> **RECORDS FOR THE EXERCISE**:
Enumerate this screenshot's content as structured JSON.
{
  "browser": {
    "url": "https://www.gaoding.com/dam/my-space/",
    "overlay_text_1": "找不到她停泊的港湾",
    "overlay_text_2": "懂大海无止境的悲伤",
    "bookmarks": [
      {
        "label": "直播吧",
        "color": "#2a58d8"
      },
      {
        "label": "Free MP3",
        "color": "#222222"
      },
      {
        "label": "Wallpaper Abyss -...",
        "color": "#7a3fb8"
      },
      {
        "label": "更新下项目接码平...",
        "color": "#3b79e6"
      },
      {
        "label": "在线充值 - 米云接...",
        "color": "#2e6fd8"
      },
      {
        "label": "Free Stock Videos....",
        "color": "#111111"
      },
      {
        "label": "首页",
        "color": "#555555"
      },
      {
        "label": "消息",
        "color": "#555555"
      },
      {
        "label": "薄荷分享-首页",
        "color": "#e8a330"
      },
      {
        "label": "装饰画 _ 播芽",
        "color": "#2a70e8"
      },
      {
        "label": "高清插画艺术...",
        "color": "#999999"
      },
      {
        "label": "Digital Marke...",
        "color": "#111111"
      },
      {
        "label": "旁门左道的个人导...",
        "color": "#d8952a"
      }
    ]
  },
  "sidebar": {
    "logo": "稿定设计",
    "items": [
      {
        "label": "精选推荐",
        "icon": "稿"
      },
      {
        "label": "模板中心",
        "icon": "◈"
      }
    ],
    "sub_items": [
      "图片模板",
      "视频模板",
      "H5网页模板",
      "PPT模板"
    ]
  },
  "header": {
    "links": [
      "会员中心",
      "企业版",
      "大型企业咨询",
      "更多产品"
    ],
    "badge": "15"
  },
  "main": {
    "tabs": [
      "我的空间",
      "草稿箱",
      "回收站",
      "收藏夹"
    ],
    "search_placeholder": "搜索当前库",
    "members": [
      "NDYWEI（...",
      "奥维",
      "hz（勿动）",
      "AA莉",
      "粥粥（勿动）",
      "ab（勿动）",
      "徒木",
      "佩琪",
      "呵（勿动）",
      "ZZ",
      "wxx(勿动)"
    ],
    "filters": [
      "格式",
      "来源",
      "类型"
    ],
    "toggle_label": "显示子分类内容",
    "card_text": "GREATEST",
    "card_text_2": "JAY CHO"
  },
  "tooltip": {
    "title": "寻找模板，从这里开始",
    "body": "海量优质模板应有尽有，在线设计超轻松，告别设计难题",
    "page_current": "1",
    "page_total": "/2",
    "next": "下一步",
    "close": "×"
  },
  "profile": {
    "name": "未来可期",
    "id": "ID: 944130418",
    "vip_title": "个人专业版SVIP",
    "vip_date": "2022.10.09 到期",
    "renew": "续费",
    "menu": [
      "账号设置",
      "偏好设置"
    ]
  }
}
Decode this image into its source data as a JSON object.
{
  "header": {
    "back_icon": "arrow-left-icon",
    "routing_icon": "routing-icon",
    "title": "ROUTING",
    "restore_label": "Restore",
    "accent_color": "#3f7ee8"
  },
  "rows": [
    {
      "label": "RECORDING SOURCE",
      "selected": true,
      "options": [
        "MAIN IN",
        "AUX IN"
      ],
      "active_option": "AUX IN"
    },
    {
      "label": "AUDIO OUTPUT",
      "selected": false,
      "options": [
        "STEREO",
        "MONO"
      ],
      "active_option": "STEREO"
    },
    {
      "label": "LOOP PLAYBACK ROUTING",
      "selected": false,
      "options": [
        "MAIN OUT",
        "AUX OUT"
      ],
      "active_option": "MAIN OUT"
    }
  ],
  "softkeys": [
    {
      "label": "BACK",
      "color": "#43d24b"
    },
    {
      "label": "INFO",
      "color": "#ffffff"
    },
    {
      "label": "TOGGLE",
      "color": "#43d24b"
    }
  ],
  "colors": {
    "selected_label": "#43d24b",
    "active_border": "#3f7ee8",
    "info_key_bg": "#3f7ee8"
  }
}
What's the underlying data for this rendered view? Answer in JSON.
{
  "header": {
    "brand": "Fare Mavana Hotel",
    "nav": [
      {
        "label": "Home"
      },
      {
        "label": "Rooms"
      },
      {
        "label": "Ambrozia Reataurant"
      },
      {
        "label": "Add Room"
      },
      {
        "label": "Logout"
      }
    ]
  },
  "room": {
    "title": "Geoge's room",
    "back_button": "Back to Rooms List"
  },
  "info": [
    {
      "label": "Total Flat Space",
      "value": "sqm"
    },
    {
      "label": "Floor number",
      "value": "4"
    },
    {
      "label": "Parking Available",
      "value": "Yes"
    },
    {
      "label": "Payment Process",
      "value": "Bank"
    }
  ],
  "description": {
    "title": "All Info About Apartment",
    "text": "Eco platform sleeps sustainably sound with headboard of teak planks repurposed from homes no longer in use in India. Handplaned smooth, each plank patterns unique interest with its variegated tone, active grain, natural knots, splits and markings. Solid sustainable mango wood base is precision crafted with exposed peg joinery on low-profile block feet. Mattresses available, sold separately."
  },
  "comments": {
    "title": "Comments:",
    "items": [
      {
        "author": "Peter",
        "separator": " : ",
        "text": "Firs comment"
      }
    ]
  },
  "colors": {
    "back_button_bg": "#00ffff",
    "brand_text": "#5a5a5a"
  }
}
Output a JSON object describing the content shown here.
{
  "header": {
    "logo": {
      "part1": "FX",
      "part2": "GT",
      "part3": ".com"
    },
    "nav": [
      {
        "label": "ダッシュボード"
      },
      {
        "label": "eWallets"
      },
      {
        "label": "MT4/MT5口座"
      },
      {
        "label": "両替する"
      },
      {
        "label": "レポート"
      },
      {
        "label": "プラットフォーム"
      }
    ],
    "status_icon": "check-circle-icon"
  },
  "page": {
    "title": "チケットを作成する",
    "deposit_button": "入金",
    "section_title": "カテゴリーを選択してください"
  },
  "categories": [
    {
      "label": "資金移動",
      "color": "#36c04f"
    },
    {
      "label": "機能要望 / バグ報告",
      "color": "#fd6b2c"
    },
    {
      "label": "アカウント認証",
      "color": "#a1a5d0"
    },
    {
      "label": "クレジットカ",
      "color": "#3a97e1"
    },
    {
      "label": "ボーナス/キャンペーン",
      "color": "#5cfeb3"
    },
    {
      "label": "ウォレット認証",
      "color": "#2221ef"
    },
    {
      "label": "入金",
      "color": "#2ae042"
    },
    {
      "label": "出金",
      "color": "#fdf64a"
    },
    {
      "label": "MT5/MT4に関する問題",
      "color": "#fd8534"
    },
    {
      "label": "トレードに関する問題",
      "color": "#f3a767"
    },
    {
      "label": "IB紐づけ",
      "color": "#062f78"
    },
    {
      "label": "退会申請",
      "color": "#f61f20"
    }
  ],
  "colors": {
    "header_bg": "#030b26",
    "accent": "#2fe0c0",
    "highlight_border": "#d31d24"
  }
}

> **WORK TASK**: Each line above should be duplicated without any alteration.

> **YOUR SOLUTION**:
Enumerate this screenshot's content as structured JSON.
{
  "browser": {
    "url": "https://www.gaoding.com/dam/my-space/",
    "overlay_text_1": "找不到她停泊的港湾",
    "overlay_text_2": "懂大海无止境的悲伤",
    "bookmarks": [
      {
        "label": "直播吧",
        "color": "#2a58d8"
      },
      {
        "label": "Free MP3",
        "color": "#222222"
      },
      {
        "label": "Wallpaper Abyss -...",
        "color": "#7a3fb8"
      },
      {
        "label": "更新下项目接码平...",
        "color": "#3b79e6"
      },
      {
        "label": "在线充值 - 米云接...",
        "color": "#2e6fd8"
      },
      {
        "label": "Free Stock Videos....",
        "color": "#111111"
      },
      {
        "label": "首页",
        "color": "#555555"
      },
      {
        "label": "消息",
        "color": "#555555"
      },
      {
        "label": "薄荷分享-首页",
        "color": "#e8a330"
      },
      {
        "label": "装饰画 _ 播芽",
        "color": "#2a70e8"
      },
      {
        "label": "高清插画艺术...",
        "color": "#999999"
      },
      {
        "label": "Digital Marke...",
        "color": "#111111"
      },
      {
        "label": "旁门左道的个人导...",
        "color": "#d8952a"
      }
    ]
  },
  "sidebar": {
    "logo": "稿定设计",
    "items": [
      {
        "label": "精选推荐",
        "icon": "稿"
      },
      {
        "label": "模板中心",
        "icon": "◈"
      }
    ],
    "sub_items": [
      "图片模板",
      "视频模板",
      "H5网页模板",
      "PPT模板"
    ]
  },
  "header": {
    "links": [
      "会员中心",
      "企业版",
      "大型企业咨询",
      "更多产品"
    ],
    "badge": "15"
  },
  "main": {
    "tabs": [
      "我的空间",
      "草稿箱",
      "回收站",
      "收藏夹"
    ],
    "search_placeholder": "搜索当前库",
    "members": [
      "NDYWEI（...",
      "奥维",
      "hz（勿动）",
      "AA莉",
      "粥粥（勿动）",
      "ab（勿动）",
      "徒木",
      "佩琪",
      "呵（勿动）",
      "ZZ",
      "wxx(勿动)"
    ],
    "filters": [
      "格式",
      "来源",
      "类型"
    ],
    "toggle_label": "显示子分类内容",
    "card_text": "GREATEST",
    "card_text_2": "JAY CHO"
  },
  "tooltip": {
    "title": "寻找模板，从这里开始",
    "body": "海量优质模板应有尽有，在线设计超轻松，告别设计难题",
    "page_current": "1",
    "page_total": "/2",
    "next": "下一步",
    "close": "×"
  },
  "profile": {
    "name": "未来可期",
    "id": "ID: 944130418",
    "vip_title": "个人专业版SVIP",
    "vip_date": "2022.10.09 到期",
    "renew": "续费",
    "menu": [
      "账号设置",
      "偏好设置"
    ]
  }
}
Decode this image into its source data as a JSON object.
{
  "header": {
    "back_icon": "arrow-left-icon",
    "routing_icon": "routing-icon",
    "title": "ROUTING",
    "restore_label": "Restore",
    "accent_color": "#3f7ee8"
  },
  "rows": [
    {
      "label": "RECORDING SOURCE",
      "selected": true,
      "options": [
        "MAIN IN",
        "AUX IN"
      ],
      "active_option": "AUX IN"
    },
    {
      "label": "AUDIO OUTPUT",
      "selected": false,
      "options": [
        "STEREO",
        "MONO"
      ],
      "active_option": "STEREO"
    },
    {
      "label": "LOOP PLAYBACK ROUTING",
      "selected": false,
      "options": [
        "MAIN OUT",
        "AUX OUT"
      ],
      "active_option": "MAIN OUT"
    }
  ],
  "softkeys": [
    {
      "label": "BACK",
      "color": "#43d24b"
    },
    {
      "label": "INFO",
      "color": "#ffffff"
    },
    {
      "label": "TOGGLE",
      "color": "#43d24b"
    }
  ],
  "colors": {
    "selected_label": "#43d24b",
    "active_border": "#3f7ee8",
    "info_key_bg": "#3f7ee8"
  }
}
What's the underlying data for this rendered view? Answer in JSON.
{
  "header": {
    "brand": "Fare Mavana Hotel",
    "nav": [
      {
        "label": "Home"
      },
      {
        "label": "Rooms"
      },
      {
        "label": "Ambrozia Reataurant"
      },
      {
        "label": "Add Room"
      },
      {
        "label": "Logout"
      }
    ]
  },
  "room": {
    "title": "Geoge's room",
    "back_button": "Back to Rooms List"
  },
  "info": [
    {
      "label": "Total Flat Space",
      "value": "sqm"
    },
    {
      "label": "Floor number",
      "value": "4"
    },
    {
      "label": "Parking Available",
      "value": "Yes"
    },
    {
      "label": "Payment Process",
      "value": "Bank"
    }
  ],
  "description": {
    "title": "All Info About Apartment",
    "text": "Eco platform sleeps sustainably sound with headboard of teak planks repurposed from homes no longer in use in India. Handplaned smooth, each plank patterns unique interest with its variegated tone, active grain, natural knots, splits and markings. Solid sustainable mango wood base is precision crafted with exposed peg joinery on low-profile block feet. Mattresses available, sold separately."
  },
  "comments": {
    "title": "Comments:",
    "items": [
      {
        "author": "Peter",
        "separator": " : ",
        "text": "Firs comment"
      }
    ]
  },
  "colors": {
    "back_button_bg": "#00ffff",
    "brand_text": "#5a5a5a"
  }
}
Output a JSON object describing the content shown here.
{
  "header": {
    "logo": {
      "part1": "FX",
      "part2": "GT",
      "part3": ".com"
    },
    "nav": [
      {
        "label": "ダッシュボード"
      },
      {
        "label": "eWallets"
      },
      {
        "label": "MT4/MT5口座"
      },
      {
        "label": "両替する"
      },
      {
        "label": "レポート"
      },
      {
        "label": "プラットフォーム"
      }
    ],
    "status_icon": "check-circle-icon"
  },
  "page": {
    "title": "チケットを作成する",
    "deposit_button": "入金",
    "section_title": "カテゴリーを選択してください"
  },
  "categories": [
    {
      "label": "資金移動",
      "color": "#36c04f"
    },
    {
      "label": "機能要望 / バグ報告",
      "color": "#fd6b2c"
    },
    {
      "label": "アカウント認証",
      "color": "#a1a5d0"
    },
    {
      "label": "クレジットカ",
      "color": "#3a97e1"
    },
    {
      "label": "ボーナス/キャンペーン",
      "color": "#5cfeb3"
    },
    {
      "label": "ウォレット認証",
      "color": "#2221ef"
    },
    {
      "label": "入金",
      "color": "#2ae042"
    },
    {
      "label": "出金",
      "color": "#fdf64a"
    },
    {
      "label": "MT5/MT4に関する問題",
      "color": "#fd8534"
    },
    {
      "label": "トレードに関する問題",
      "color": "#f3a767"
    },
    {
      "label": "IB紐づけ",
      "color": "#062f78"
    },
    {
      "label": "退会申請",
      "color": "#f61f20"
    }
  ],
  "colors": {
    "header_bg": "#030b26",
    "accent": "#2fe0c0",
    "highlight_border": "#d31d24"
  }
}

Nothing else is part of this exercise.